(Source: Laurelleaffarm)

A Jeannette button and bow pattern cake plate produced in the 1930s will add glamor and the perfect ambiance to any cake serving.

A Guide to Collectors

A golden piece of advice we’ll give to depression glass collectors is to make sure you collect pieces that are not only unique or rare but ensure you love whatever type of depression glass you choose.

Endeavor to keep them with the utmost care, away from dust, grease, and reach of wandering hands. We’ve curated a list of places you can find valuable pink depression glass below.

Here is a list of possible places to find pink depression glass quickly and very conveniently.

  • You should begin your search by looking inwards. i.e., with family and friends. It’s not strange that older people tend to have these pieces, and they’re original. But, of course, they’ve been around longer than we ever have and even experienced some of these events.
  • Flea markets, yard sales, and estate sales in your neighborhood are great spots to find pink depression glass. So, be on the lookout for the next big yard sale, as you may hit it big there.
  • Shop them online on websites like Etsy, eBay, and Amazon. These online stores have separate sections for antique stuff, which helps your search faster and easier.
  • There’re also select auction websitesto find pieces of pink depression glass and, more importantly, quality ones.

Printed guides on depression glass

Additionally, you can check available printed guides on pink depression glass.

Below are printed works/guides on everything depression glass, from their characteristics to their values and varieties available.

  • The Pocket Guide to Depression Glass & More by Gene Florence is available for purchase on
  • Here’s another exciting guide for you atWalmart, titled Depression Glass: Collections and Reflections: A Guide With Values
  • The Depression Era Glassware: Identification & Value Guide by Debbie Coe and Carl F. Luckey is available on com

Additional online resources

Here’re additional materials that may help you search for pink depression glass and other available varieties.

  • This piece by Martha Stewart canalso be helpful in your 

https://www.marthastewart.com/8036745/collecting-depression-glass.

  • Check out this bookby Doris Yeske for extra insights on how to quickly identify pink depression glass patterns.

Parting Words

We believe we’ve set the ball rolling for you to create a hobby, purchase, or start collecting pink depression glass. However, here’re a few tips to bear in mind before you begin.

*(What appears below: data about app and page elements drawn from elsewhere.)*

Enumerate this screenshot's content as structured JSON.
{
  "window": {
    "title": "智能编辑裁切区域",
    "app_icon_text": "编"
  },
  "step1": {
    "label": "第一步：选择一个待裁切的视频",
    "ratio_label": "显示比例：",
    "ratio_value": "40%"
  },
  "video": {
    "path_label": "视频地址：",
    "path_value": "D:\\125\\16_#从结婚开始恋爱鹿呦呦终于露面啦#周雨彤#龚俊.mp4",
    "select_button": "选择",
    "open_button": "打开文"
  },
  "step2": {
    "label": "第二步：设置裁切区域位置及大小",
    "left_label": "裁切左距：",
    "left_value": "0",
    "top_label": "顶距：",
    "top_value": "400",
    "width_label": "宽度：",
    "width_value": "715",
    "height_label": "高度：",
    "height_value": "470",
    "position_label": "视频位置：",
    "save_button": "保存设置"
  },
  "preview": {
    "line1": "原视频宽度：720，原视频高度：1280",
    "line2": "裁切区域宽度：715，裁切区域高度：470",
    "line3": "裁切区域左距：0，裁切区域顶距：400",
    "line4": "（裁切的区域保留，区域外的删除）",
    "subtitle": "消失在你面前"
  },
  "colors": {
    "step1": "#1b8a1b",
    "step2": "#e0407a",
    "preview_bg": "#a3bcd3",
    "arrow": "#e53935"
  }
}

  • Pink depression glass is very thin and can chip easily; hence handle them with utmost care. Also, understand that not all chips are a sign of awful condition; some happen due to aging and years of use.
  • Look out for reproductions; they’re usually scratch-proof and with an unreal flawless finish. An original pink depression glass will always have signs of wear and raised spots from production.

Leave a Comment

0 Shares
Tweet
Share
Pin